The first track, "Bomb Shit," gives listeners an idea of what they're in for. Showcasing a head-noddingly fresh, boombap-friendly beat, "Bomb" allows Rush to drop bars and pretty much tell unknowing listeners why they should listen. She speaks on her heritage, what's made her musically and personally, and even manages to throw in a couple lines about her sex game. Thankfully, it's not on Nicki levels of sexual energy (since too much sex talk becomes over-the-top and makes people think you're just tits/ass/dick/what-have-you), but still manages to have you like "oh, word?"
From here, we're led to "Money Pt. 2 (Straight Jack Move)." A sample-heavy track, it starts off quite chill and springy, then deteriorates into a track speaking on the wealth divide, overpriced things, and the government, and going dutch--as long as her dude gives her those O's (and pays for dessert). Clearly, Ms. Rush is a woman after my own heart (I'm about 97% kidding ladies and gentlemen; don't think I'm thinking with my dick on my reviews), since these are things often left untouched in a track of this nature. Equity and equality are two strong points in this collection, as especially indicated in Rush's "Nasty."
A track that calls into question government trying to dictate a woman's right to choose and other "hot-button" issues, "Nasty" is my standout track on the EP. It has those "bars" people want, a catchy-enough hook, and some real spit. All in all, it's a track that I'm definitely putting in my Android. "Wax Sizzle Like" has enough 90s references to make this old man smile. Plus, she manages to compare her style to both food and hot sex.
While I liked "Road Trip," it is a track that you'll have to go over a couple times. Why? It's a track with multiple meanings. Each listen will probably give you something else to go "damn" about.

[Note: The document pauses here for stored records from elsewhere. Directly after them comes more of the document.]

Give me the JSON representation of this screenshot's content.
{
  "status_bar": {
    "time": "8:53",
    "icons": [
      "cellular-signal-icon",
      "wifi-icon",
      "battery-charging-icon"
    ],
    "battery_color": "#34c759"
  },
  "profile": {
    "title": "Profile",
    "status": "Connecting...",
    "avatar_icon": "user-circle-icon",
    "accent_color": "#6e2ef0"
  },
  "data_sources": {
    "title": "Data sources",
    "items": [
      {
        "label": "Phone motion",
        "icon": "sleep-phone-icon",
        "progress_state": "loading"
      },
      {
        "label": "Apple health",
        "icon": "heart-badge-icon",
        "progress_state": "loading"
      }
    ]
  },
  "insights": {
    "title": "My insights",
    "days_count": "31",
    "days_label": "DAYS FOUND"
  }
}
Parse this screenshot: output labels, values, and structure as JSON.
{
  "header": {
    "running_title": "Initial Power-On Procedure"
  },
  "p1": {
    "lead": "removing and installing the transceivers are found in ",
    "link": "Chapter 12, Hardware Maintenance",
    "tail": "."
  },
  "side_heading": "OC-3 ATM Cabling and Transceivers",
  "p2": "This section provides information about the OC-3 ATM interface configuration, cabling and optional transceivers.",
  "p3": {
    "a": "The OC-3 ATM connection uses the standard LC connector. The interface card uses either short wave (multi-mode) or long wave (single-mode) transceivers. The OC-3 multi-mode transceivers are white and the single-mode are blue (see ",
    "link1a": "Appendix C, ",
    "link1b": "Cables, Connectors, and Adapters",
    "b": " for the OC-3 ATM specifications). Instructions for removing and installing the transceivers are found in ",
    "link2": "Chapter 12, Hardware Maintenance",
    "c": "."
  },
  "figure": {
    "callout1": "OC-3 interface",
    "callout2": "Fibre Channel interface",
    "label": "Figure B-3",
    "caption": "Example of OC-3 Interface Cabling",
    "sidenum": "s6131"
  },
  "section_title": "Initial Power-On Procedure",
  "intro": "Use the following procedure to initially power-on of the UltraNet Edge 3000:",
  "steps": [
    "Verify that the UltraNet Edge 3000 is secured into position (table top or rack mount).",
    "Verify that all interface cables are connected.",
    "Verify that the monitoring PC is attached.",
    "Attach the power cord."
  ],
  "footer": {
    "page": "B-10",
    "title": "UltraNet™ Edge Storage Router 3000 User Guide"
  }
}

"Heavy Metal Rap" is a different type of track. It has a chopped-up chorus, but features a more "rock-y" production, and compares her game to various rock idols. It's in some ways the rock remix of "Wax Sizzle Like." While I appreciate the dopeness of the track, it--almost--treads no new ground when compared to "Wax." It's not a skip-worthy track, mainly for the DMC-like take on the production and the veracity of Lex's flow on this one. However, it's my least-favorite track on the collection.
The seven-track collection closes out with the track I featured at the end of our interview, "Hooked on Heron." It's a track that samples Gil-Scott Heron and speaks on NYC. There's not much else I can say on that without gushing over the beauty on the track.
My main gripes with this collection is that it's not that long. Sure, it has replay value out the ass, but it's a musical cocktease. Like, just as your ears are eargasming, the re-purposed Cookin' Soul flip featured on "Heron" is over and you're left wanting more. If I could pay for a full album, I would (hint hint).